Molecular analysis of microbial community structure in an arsenite-oxidizing acidic thermal spring
Article first published online: 7 JUL 2008
Volume 3, Issue 8, pages 532–542, August 2001
How to Cite
Jackson, C. R., Langner, H. W., Donahoe-Christiansen, J., Inskeep, W. P. and McDermott, T. R. (2001), Molecular analysis of microbial community structure in an arsenite-oxidizing acidic thermal spring. Environmental Microbiology, 3: 532–542. doi: 10.1046/j.1462-2920.2001.00221.x
- Issue published online: 7 JUL 2008
- Article first published online: 7 JUL 2008
- Received 5 June, 2001; revised 12 June, 2001; accepted 26 June, 2001.
Electron microscopy (EM), denaturing gradient gel electrophoresis (DGGE) and 16S rDNA sequencing were used to examine the structure and diversity of microbial mats present in an acid-sulphate–chloride (pH 3.1) thermal (58–62°C) spring in Norris Basin, Yellowstone National Park, WY, USA, exhibiting rapid rates of arsenite oxidation.

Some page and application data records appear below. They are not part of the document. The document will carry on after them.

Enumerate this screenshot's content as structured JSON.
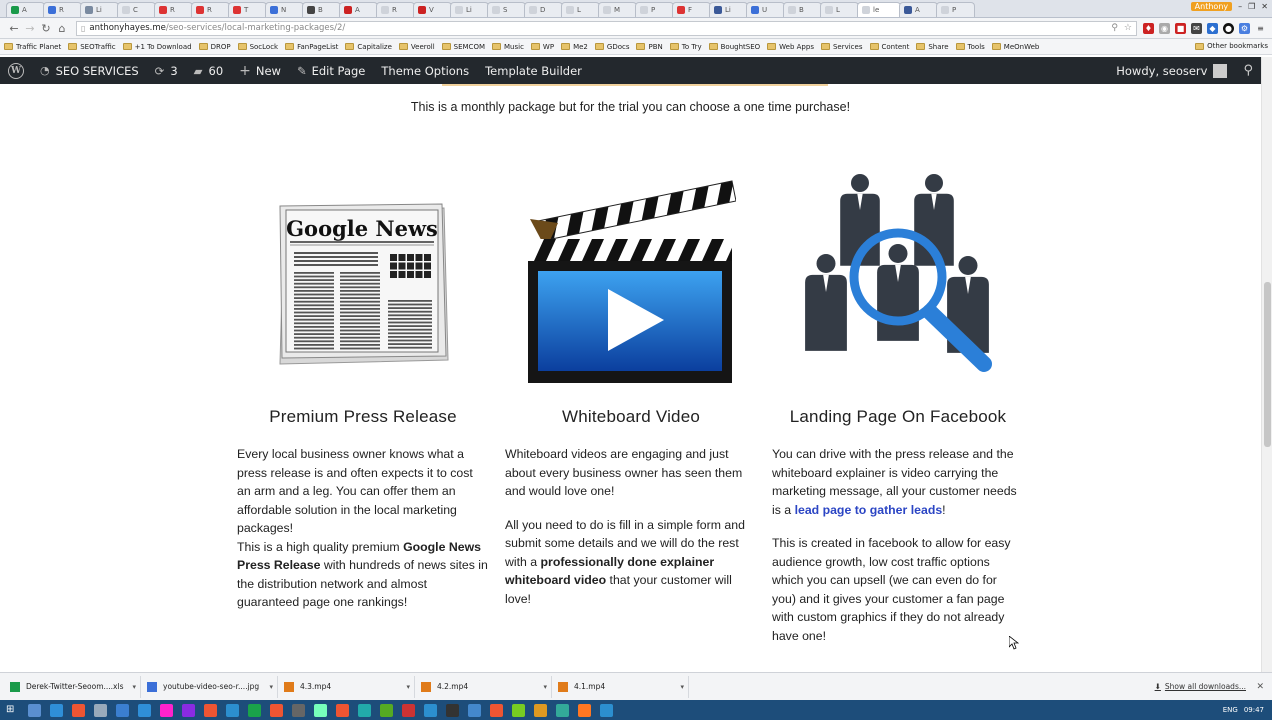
{
  "browser": {
    "tabs": [
      {
        "label": "A",
        "color": "#1a9a4a"
      },
      {
        "label": "R",
        "color": "#3b6fd8"
      },
      {
        "label": "Li",
        "color": "#7a8aa0"
      },
      {
        "label": "C",
        "color": "#cfd3da"
      },
      {
        "label": "R",
        "color": "#d33"
      },
      {
        "label": "R",
        "color": "#d33"
      },
      {
        "label": "T",
        "color": "#d33"
      },
      {
        "label": "N",
        "color": "#3b6fd8"
      },
      {
        "label": "B",
        "color": "#444"
      },
      {
        "label": "A",
        "color": "#c22"
      },
      {
        "label": "R",
        "color": "#cfd3da"
      },
      {
        "label": "V",
        "color": "#c22"
      },
      {
        "label": "Li",
        "color": "#cfd3da"
      },
      {
        "label": "S",
        "color": "#cfd3da"
      },
      {
        "label": "D",
        "color": "#cfd3da"
      },
      {
        "label": "L",
        "color": "#cfd3da"
      },
      {
        "label": "M",
        "color": "#cfd3da"
      },
      {
        "label": "P",
        "color": "#cfd3da"
      },
      {
        "label": "F",
        "color": "#d33"
      },
      {
        "label": "Li",
        "color": "#3b5998"
      },
      {
        "label": "U",
        "color": "#3b6fd8"
      },
      {
        "label": "B",
        "color": "#cfd3da"
      },
      {
        "label": "L",
        "color": "#cfd3da"
      },
      {
        "label": "le",
        "color": "#cfd3da"
      },
      {
        "label": "A",
        "color": "#3b5998"
      },
      {
        "label": "P",
        "color": "#cfd3da"
      }
    ],
    "window_user": "Anthony",
    "url_host": "anthonyhayes.me",
    "url_path": "/seo-services/local-marketing-packages/2/",
    "bookmarks": [
      "MeOnWeb",
      "Tools",
      "Share",
      "Content",
      "Services",
      "Web Apps",
      "BoughtSEO",
      "To Try",
      "PBN",
      "GDocs",
      "Me2",
      "WP",
      "Music",
      "SEMCOM",
      "Veeroll",
      "Capitalize",
      "FanPageList",
      "SocLock",
      "DROP",
      "+1 To Download",
      "SEOTraffic",
      "Traffic Planet"
    ],
    "other_bookmarks": "Other bookmarks"
  },
  "wpbar": {
    "site_name": "SEO SERVICES",
    "updates_count": "3",
    "comments_count": "60",
    "new_label": "New",
    "edit_label": "Edit Page",
    "theme_label": "Theme Options",
    "builder_label": "Template Builder",
    "howdy": "Howdy, seoserv"
  },
  "page": {
    "monthly_note": "This is a monthly package but for the trial you can choose a one time purchase!",
    "col1": {
      "news_title": "Google News",
      "title": "Premium Press Release",
      "p1": "Every local business owner knows what a press release is and often expects it to cost an arm and a leg. You can offer them an affordable solution in the local marketing packages!",
      "p2a": "This is a high quality premium ",
      "p2b": "Google News Press Release",
      "p2c": " with hundreds of news sites in the distribution network and almost guaranteed page one rankings!"
    },
    "col2": {
      "title": "Whiteboard Video",
      "p1": "Whiteboard videos are engaging and just about every business owner has seen them and would love one!",
      "p2a": "All you need to do is fill in a simple form and submit some details and we will do the rest with a ",
      "p2b": "professionally done explainer whiteboard video",
      "p2c": " that your customer will love!"
    },
    "col3": {
      "title": "Landing Page On Facebook",
      "p1a": "You can drive with the press release and the whiteboard explainer is video carrying the marketing message, all your customer needs is a ",
      "p1link": "lead page to gather leads",
      "p1b": "!",
      "p2": "This is created in facebook to allow for easy audience growth, low cost traffic options which you can upsell (we can even do for you) and it gives your customer a fan page with custom graphics if they do not already have one!"
    }
  },
  "downloads": {
    "items": [
      {
        "name": "Derek-Twitter-Seoom....xls",
        "color": "#1a9a4a"
      },
      {
        "name": "youtube-video-seo-r....jpg",
        "color": "#3b6fd8"
      },
      {
        "name": "4.3.mp4",
        "color": "#e07b1a"
      },
      {
        "name": "4.2.mp4",
        "color": "#e07b1a"
      },
      {
        "name": "4.1.mp4",
        "color": "#e07b1a"
      }
    ],
    "show_all": "Show all downloads..."
  },
  "taskbar": {
    "lang": "ENG",
    "time": "09:47",
    "icons": [
      "#5a8fd0",
      "#2f8fd8",
      "#e53",
      "#9ab",
      "#3b7fd0",
      "#2f8fd8",
      "#f2c",
      "#8a2be2",
      "#e53",
      "#2c8fcf",
      "#1aa34a",
      "#e53",
      "#666",
      "#7fb",
      "#e53",
      "#2aa",
      "#5a2",
      "#c33",
      "#2c8fcf",
      "#333",
      "#48c",
      "#e53",
      "#7c2",
      "#d92",
      "#3a9",
      "#f72",
      "#2c8fcf"
    ]
  }
}
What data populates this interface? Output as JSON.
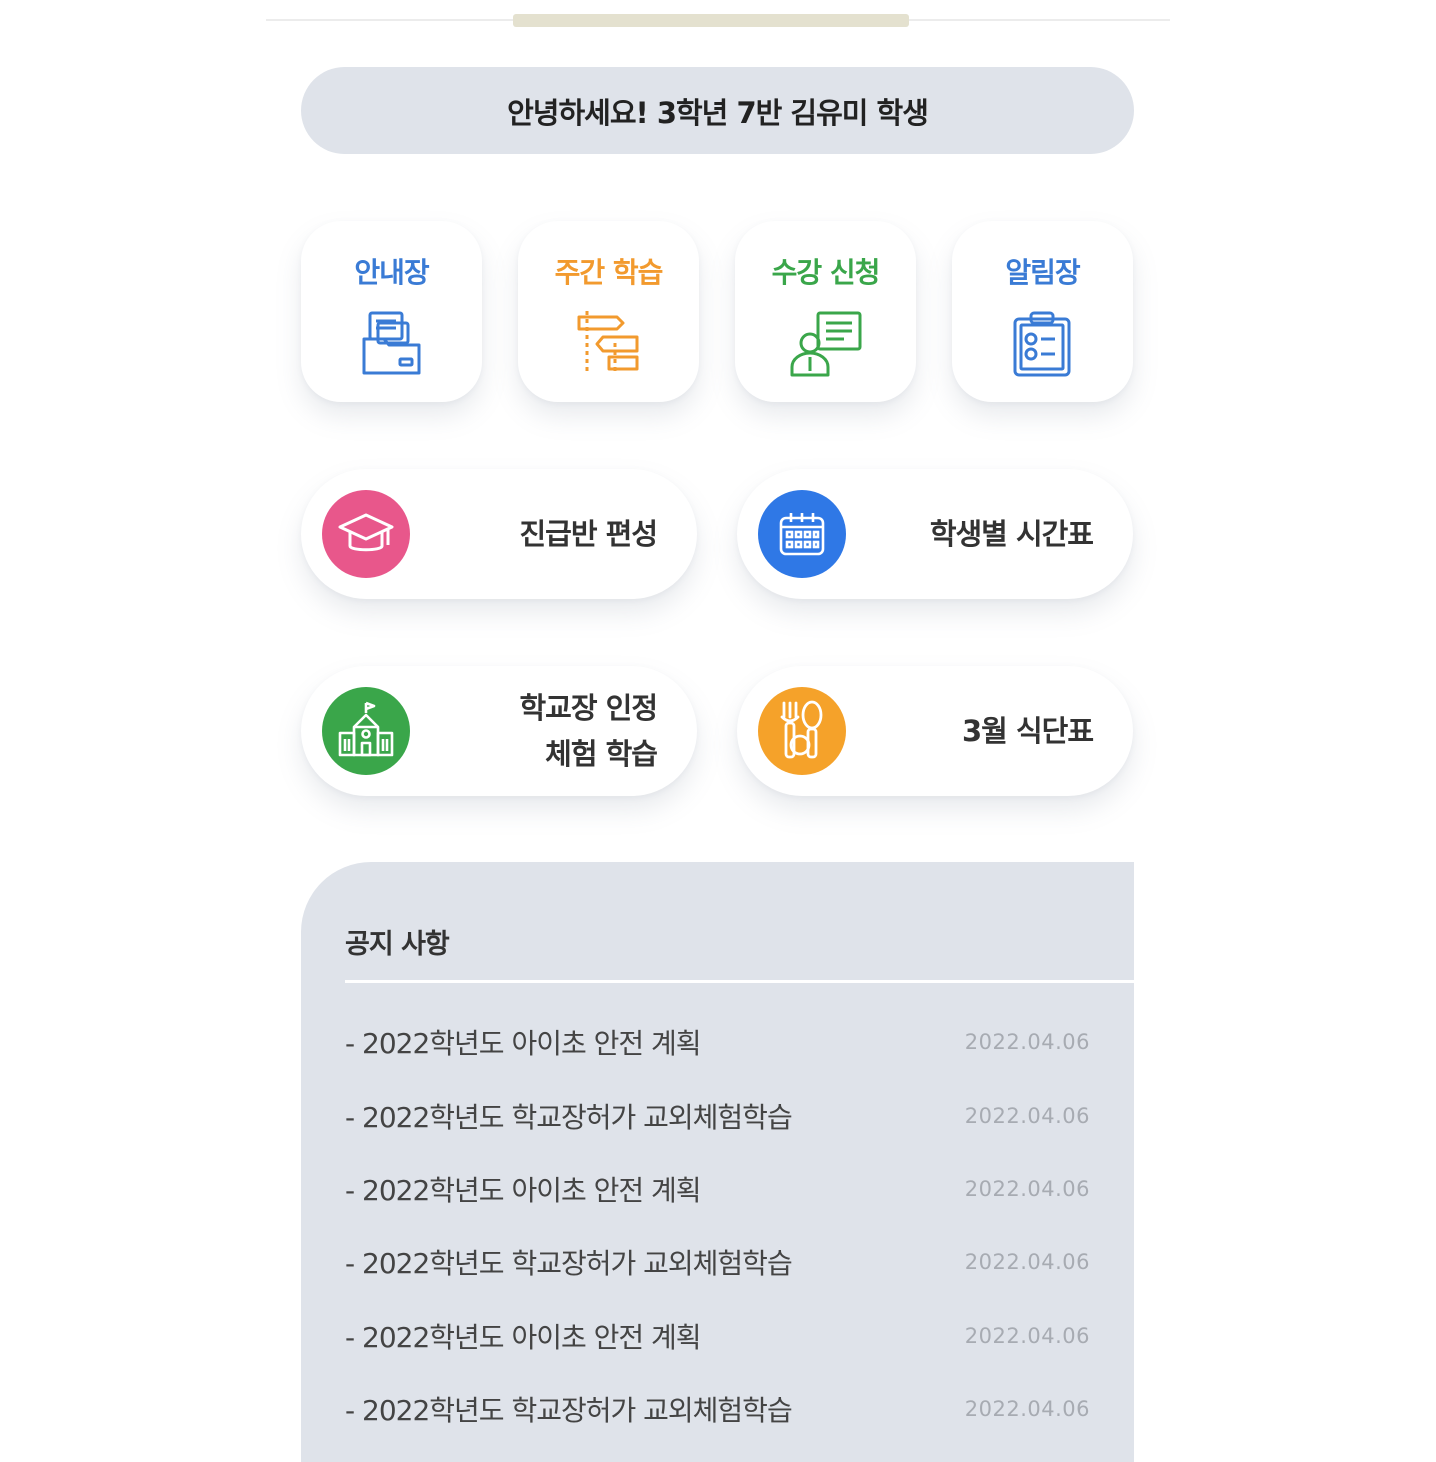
{
  "greeting": "안녕하세요! 3학년 7반 김유미 학생",
  "tiles": [
    {
      "label": "안내장",
      "icon": "folder-documents-icon",
      "color": "#3a7bd5"
    },
    {
      "label": "주간 학습",
      "icon": "signpost-icon",
      "color": "#f29a2e"
    },
    {
      "label": "수강 신청",
      "icon": "presenter-board-icon",
      "color": "#3aa64a"
    },
    {
      "label": "알림장",
      "icon": "clipboard-checklist-icon",
      "color": "#3a7bd5"
    }
  ],
  "pills": [
    {
      "label": "진급반 편성",
      "icon": "graduation-cap-icon",
      "color": "#e8578b"
    },
    {
      "label": "학생별 시간표",
      "icon": "calendar-icon",
      "color": "#2f78e6"
    },
    {
      "label_lines": [
        "학교장 인정",
        "체험 학습"
      ],
      "icon": "school-building-icon",
      "color": "#3aa64a"
    },
    {
      "label": "3월 식단표",
      "icon": "fork-spoon-icon",
      "color": "#f5a22a"
    }
  ],
  "notice": {
    "title": "공지 사항",
    "items": [
      {
        "title": "- 2022학년도 아이초 안전 계획",
        "date": "2022.04.06"
      },
      {
        "title": "- 2022학년도 학교장허가 교외체험학습",
        "date": "2022.04.06"
      },
      {
        "title": "- 2022학년도 아이초 안전 계획",
        "date": "2022.04.06"
      },
      {
        "title": "- 2022학년도 학교장허가 교외체험학습",
        "date": "2022.04.06"
      },
      {
        "title": "- 2022학년도 아이초 안전 계획",
        "date": "2022.04.06"
      },
      {
        "title": "- 2022학년도 학교장허가 교외체험학습",
        "date": "2022.04.06"
      }
    ]
  }
}
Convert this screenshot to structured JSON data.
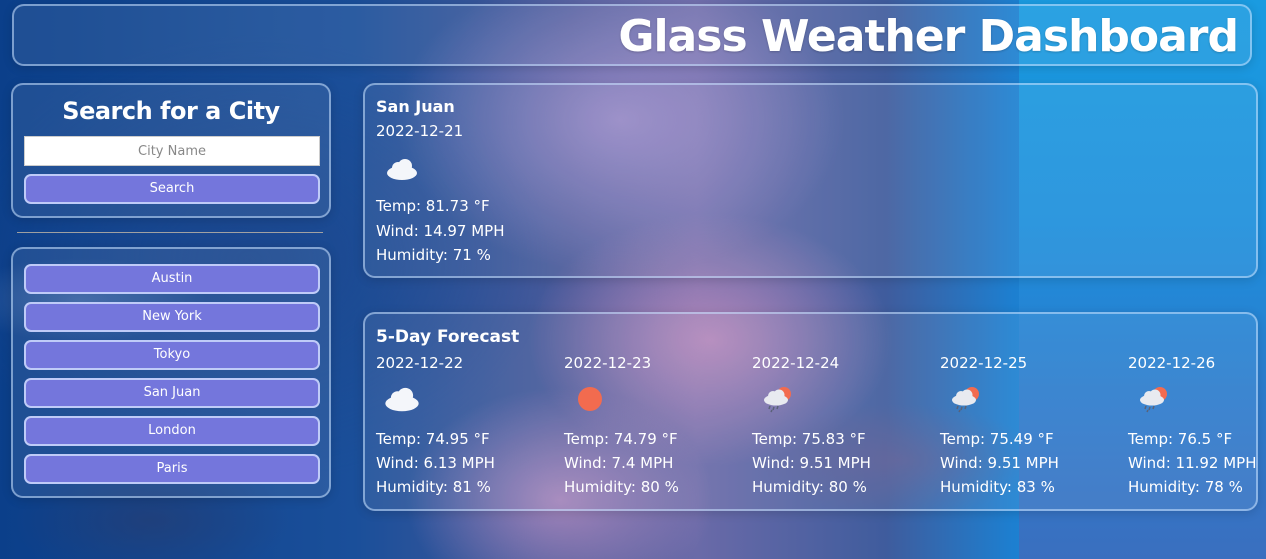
{
  "header": {
    "title": "Glass Weather Dashboard"
  },
  "search": {
    "heading": "Search for a City",
    "placeholder": "City Name",
    "button_label": "Search"
  },
  "history": [
    "Austin",
    "New York",
    "Tokyo",
    "San Juan",
    "London",
    "Paris"
  ],
  "current": {
    "city": "San Juan",
    "date": "2022-12-21",
    "icon": "cloud-icon",
    "temp": "Temp: 81.73 °F",
    "wind": "Wind: 14.97 MPH",
    "humidity": "Humidity: 71 %"
  },
  "forecast": {
    "title": "5-Day Forecast",
    "days": [
      {
        "date": "2022-12-22",
        "icon": "cloud-icon",
        "temp": "Temp: 74.95 °F",
        "wind": "Wind: 6.13 MPH",
        "humidity": "Humidity: 81 %"
      },
      {
        "date": "2022-12-23",
        "icon": "sun-icon",
        "temp": "Temp: 74.79 °F",
        "wind": "Wind: 7.4 MPH",
        "humidity": "Humidity: 80 %"
      },
      {
        "date": "2022-12-24",
        "icon": "rain-sun-cloud-icon",
        "temp": "Temp: 75.83 °F",
        "wind": "Wind: 9.51 MPH",
        "humidity": "Humidity: 80 %"
      },
      {
        "date": "2022-12-25",
        "icon": "rain-sun-cloud-icon",
        "temp": "Temp: 75.49 °F",
        "wind": "Wind: 9.51 MPH",
        "humidity": "Humidity: 83 %"
      },
      {
        "date": "2022-12-26",
        "icon": "rain-sun-cloud-icon",
        "temp": "Temp: 76.5 °F",
        "wind": "Wind: 11.92 MPH",
        "humidity": "Humidity: 78 %"
      }
    ]
  },
  "colors": {
    "button": "#7476dc",
    "border": "#c8e1ff",
    "sun": "#f26b4f"
  }
}
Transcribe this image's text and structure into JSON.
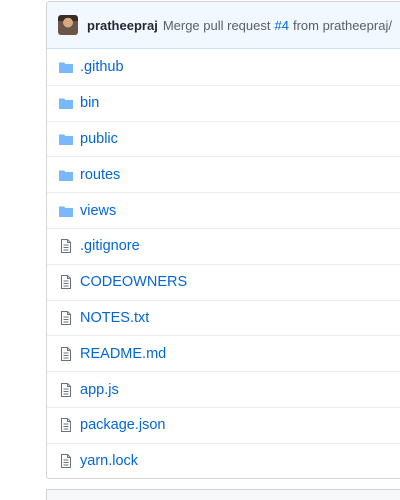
{
  "commit": {
    "author": "pratheepraj",
    "message_prefix": "Merge pull request",
    "pr_number": "#4",
    "message_suffix": "from pratheepraj/"
  },
  "files": [
    {
      "name": ".github",
      "type": "folder",
      "icon": "folder-icon"
    },
    {
      "name": "bin",
      "type": "folder",
      "icon": "folder-icon"
    },
    {
      "name": "public",
      "type": "folder",
      "icon": "folder-icon"
    },
    {
      "name": "routes",
      "type": "folder",
      "icon": "folder-icon"
    },
    {
      "name": "views",
      "type": "folder",
      "icon": "folder-icon"
    },
    {
      "name": ".gitignore",
      "type": "file",
      "icon": "file-icon"
    },
    {
      "name": "CODEOWNERS",
      "type": "file",
      "icon": "file-icon"
    },
    {
      "name": "NOTES.txt",
      "type": "file",
      "icon": "file-icon"
    },
    {
      "name": "README.md",
      "type": "file",
      "icon": "file-icon"
    },
    {
      "name": "app.js",
      "type": "file",
      "icon": "file-icon"
    },
    {
      "name": "package.json",
      "type": "file",
      "icon": "file-icon"
    },
    {
      "name": "yarn.lock",
      "type": "file",
      "icon": "file-icon"
    }
  ],
  "colors": {
    "link": "#0366d6",
    "folder_icon": "#79b8ff",
    "file_icon": "#6a737d",
    "commit_bg": "#f1f8ff"
  }
}
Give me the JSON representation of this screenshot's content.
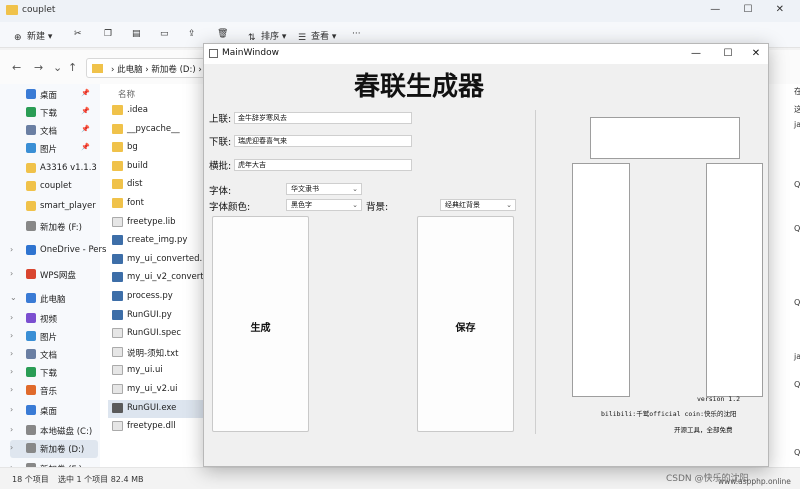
{
  "explorer": {
    "title": "couplet",
    "window_controls": "— ☐ ✕",
    "commands": {
      "new": "新建",
      "sort": "排序",
      "view": "查看",
      "more": "···"
    },
    "address": {
      "crumbs": "›  此电脑  ›  新加卷 (D:)  ›  c"
    },
    "sidebar": [
      {
        "label": "桌面",
        "pinned": true
      },
      {
        "label": "下载",
        "pinned": true
      },
      {
        "label": "文档",
        "pinned": true
      },
      {
        "label": "图片",
        "pinned": true
      },
      {
        "label": "A3316 v1.1.3"
      },
      {
        "label": "couplet"
      },
      {
        "label": "smart_player"
      },
      {
        "label": "新加卷 (F:)"
      },
      {
        "label": "OneDrive - Pers"
      },
      {
        "label": "WPS网盘"
      },
      {
        "label": "此电脑"
      },
      {
        "label": "视频"
      },
      {
        "label": "图片"
      },
      {
        "label": "文档"
      },
      {
        "label": "下载"
      },
      {
        "label": "音乐"
      },
      {
        "label": "桌面"
      },
      {
        "label": "本地磁盘 (C:)"
      },
      {
        "label": "新加卷 (D:)"
      },
      {
        "label": "新加卷 (F:)"
      }
    ],
    "file_header": "名称",
    "files": [
      {
        "name": ".idea",
        "type": "folder"
      },
      {
        "name": "__pycache__",
        "type": "folder"
      },
      {
        "name": "bg",
        "type": "folder"
      },
      {
        "name": "build",
        "type": "folder"
      },
      {
        "name": "dist",
        "type": "folder"
      },
      {
        "name": "font",
        "type": "folder"
      },
      {
        "name": "freetype.lib",
        "type": "file"
      },
      {
        "name": "create_img.py",
        "type": "py"
      },
      {
        "name": "my_ui_converted.py",
        "type": "py"
      },
      {
        "name": "my_ui_v2_converted.py",
        "type": "py"
      },
      {
        "name": "process.py",
        "type": "py"
      },
      {
        "name": "RunGUI.py",
        "type": "py"
      },
      {
        "name": "RunGUI.spec",
        "type": "file"
      },
      {
        "name": "说明-须知.txt",
        "type": "file"
      },
      {
        "name": "my_ui.ui",
        "type": "file"
      },
      {
        "name": "my_ui_v2.ui",
        "type": "file"
      },
      {
        "name": "RunGUI.exe",
        "type": "exe"
      },
      {
        "name": "freetype.dll",
        "type": "file"
      }
    ],
    "status": {
      "count": "18 个项目",
      "selected": "选中 1 个项目  82.4 MB"
    },
    "right_column": [
      "在",
      "这",
      "ja",
      "Q",
      "Q",
      "Q",
      "ja",
      "Q",
      "Q"
    ]
  },
  "mainwindow": {
    "title": "MainWindow",
    "controls": {
      "minimize": "—",
      "maximize": "☐",
      "close": "✕"
    },
    "app_title": "春联生成器",
    "upper_label": "上联:",
    "upper_value": "金牛辞岁寒风去",
    "lower_label": "下联:",
    "lower_value": "瑞虎迎春喜气来",
    "horizontal_label": "横批:",
    "horizontal_value": "虎年大吉",
    "font_label": "字体:",
    "font_value": "华文隶书",
    "color_label": "字体颜色:",
    "color_value": "黑色字",
    "bg_label": "背景:",
    "bg_value": "经典红背景",
    "generate_label": "生成",
    "save_label": "保存",
    "version": "version 1.2",
    "bilibili": "bilibili:千鹫official coin:快乐的沈阳",
    "open_source": "开源工具，全部免费"
  },
  "watermark": "CSDN @快乐的沈阳",
  "site_watermark": "www.aspphp.online",
  "colors": {
    "folder": "#f0c24a",
    "py": "#3d6ea8",
    "exe": "#5a5a5a",
    "selected": "#dde5ef"
  }
}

Initial visual assessments, scanning EM and geochemical measurements revealed the presence of three distinct mat types. Analysis of 16S rDNA fragments with DGGE confirmed the presence of different bacterial and archaeal communities within these zones. Changes in the microbial community appeared to coincide with arsenite oxidation activity. Phylogenetic analysis of 1400 bp 16S rDNA sequences revealed that clone libraries prepared from both arsenic redox active and inactive bacterial communities were dominated by sequences phylogenetically related to Hydrogenobacter acidophilus and Desulphurella sp. The appearance of archaeal 16S rDNA sequences coincided with the start of arsenite oxidation, and sequences were obtained showing affiliation with both Crenarchaeota and Euryarchaeota. The majority of archaeal sequences were most similar to sequences obtained from marine hydrothermal vents and other acidic hot springs, although the level of similarity was typically just 90%. Arsenite oxidation in this system may result from the activities of these unknown archaeal taxa and/or the previously unreported arsenic redox activity of H. acidophilus- or Desulphurella-like organisms. If the latter, arsenite oxidation must be inhibited in the initial high-sulphide zone of the spring, where no change in the distribution of arsenite versus arsenate was observed.